*What to work on:*
Could you give the entries again, exactly as written?

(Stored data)
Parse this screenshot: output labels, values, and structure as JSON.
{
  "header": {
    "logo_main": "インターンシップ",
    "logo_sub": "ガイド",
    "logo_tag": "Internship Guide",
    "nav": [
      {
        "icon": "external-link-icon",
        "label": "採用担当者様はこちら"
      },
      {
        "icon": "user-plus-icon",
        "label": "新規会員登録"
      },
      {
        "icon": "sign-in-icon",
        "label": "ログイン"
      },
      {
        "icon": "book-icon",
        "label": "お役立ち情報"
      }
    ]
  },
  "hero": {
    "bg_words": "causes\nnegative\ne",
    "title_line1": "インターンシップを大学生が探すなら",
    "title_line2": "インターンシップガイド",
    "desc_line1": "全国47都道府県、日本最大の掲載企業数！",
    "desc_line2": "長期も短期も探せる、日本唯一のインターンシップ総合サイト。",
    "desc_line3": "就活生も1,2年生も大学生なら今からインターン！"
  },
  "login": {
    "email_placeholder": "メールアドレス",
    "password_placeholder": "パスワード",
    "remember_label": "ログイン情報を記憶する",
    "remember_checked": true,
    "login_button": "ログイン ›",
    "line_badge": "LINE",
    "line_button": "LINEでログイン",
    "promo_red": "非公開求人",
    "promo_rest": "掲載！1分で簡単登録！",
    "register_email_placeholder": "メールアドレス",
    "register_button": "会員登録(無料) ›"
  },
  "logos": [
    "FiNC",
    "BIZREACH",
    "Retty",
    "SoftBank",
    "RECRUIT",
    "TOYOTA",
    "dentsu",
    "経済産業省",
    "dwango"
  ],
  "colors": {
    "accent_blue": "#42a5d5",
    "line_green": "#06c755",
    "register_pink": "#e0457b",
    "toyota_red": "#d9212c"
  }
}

*Solution:*
Parse this screenshot: output labels, values, and structure as JSON.
{
  "header": {
    "logo_main": "インターンシップ",
    "logo_sub": "ガイド",
    "logo_tag": "Internship Guide",
    "nav": [
      {
        "icon": "external-link-icon",
        "label": "採用担当者様はこちら"
      },
      {
        "icon": "user-plus-icon",
        "label": "新規会員登録"
      },
      {
        "icon": "sign-in-icon",
        "label": "ログイン"
      },
      {
        "icon": "book-icon",
        "label": "お役立ち情報"
      }
    ]
  },
  "hero": {
    "bg_words": "causes\nnegative\ne",
    "title_line1": "インターンシップを大学生が探すなら",
    "title_line2": "インターンシップガイド",
    "desc_line1": "全国47都道府県、日本最大の掲載企業数！",
    "desc_line2": "長期も短期も探せる、日本唯一のインターンシップ総合サイト。",
    "desc_line3": "就活生も1,2年生も大学生なら今からインターン！"
  },
  "login": {
    "email_placeholder": "メールアドレス",
    "password_placeholder": "パスワード",
    "remember_label": "ログイン情報を記憶する",
    "remember_checked": true,
    "login_button": "ログイン ›",
    "line_badge": "LINE",
    "line_button": "LINEでログイン",
    "promo_red": "非公開求人",
    "promo_rest": "掲載！1分で簡単登録！",
    "register_email_placeholder": "メールアドレス",
    "register_button": "会員登録(無料) ›"
  },
  "logos": [
    "FiNC",
    "BIZREACH",
    "Retty",
    "SoftBank",
    "RECRUIT",
    "TOYOTA",
    "dentsu",
    "経済産業省",
    "dwango"
  ],
  "colors": {
    "accent_blue": "#42a5d5",
    "line_green": "#06c755",
    "register_pink": "#e0457b",
    "toyota_red": "#d9212c"
  }
}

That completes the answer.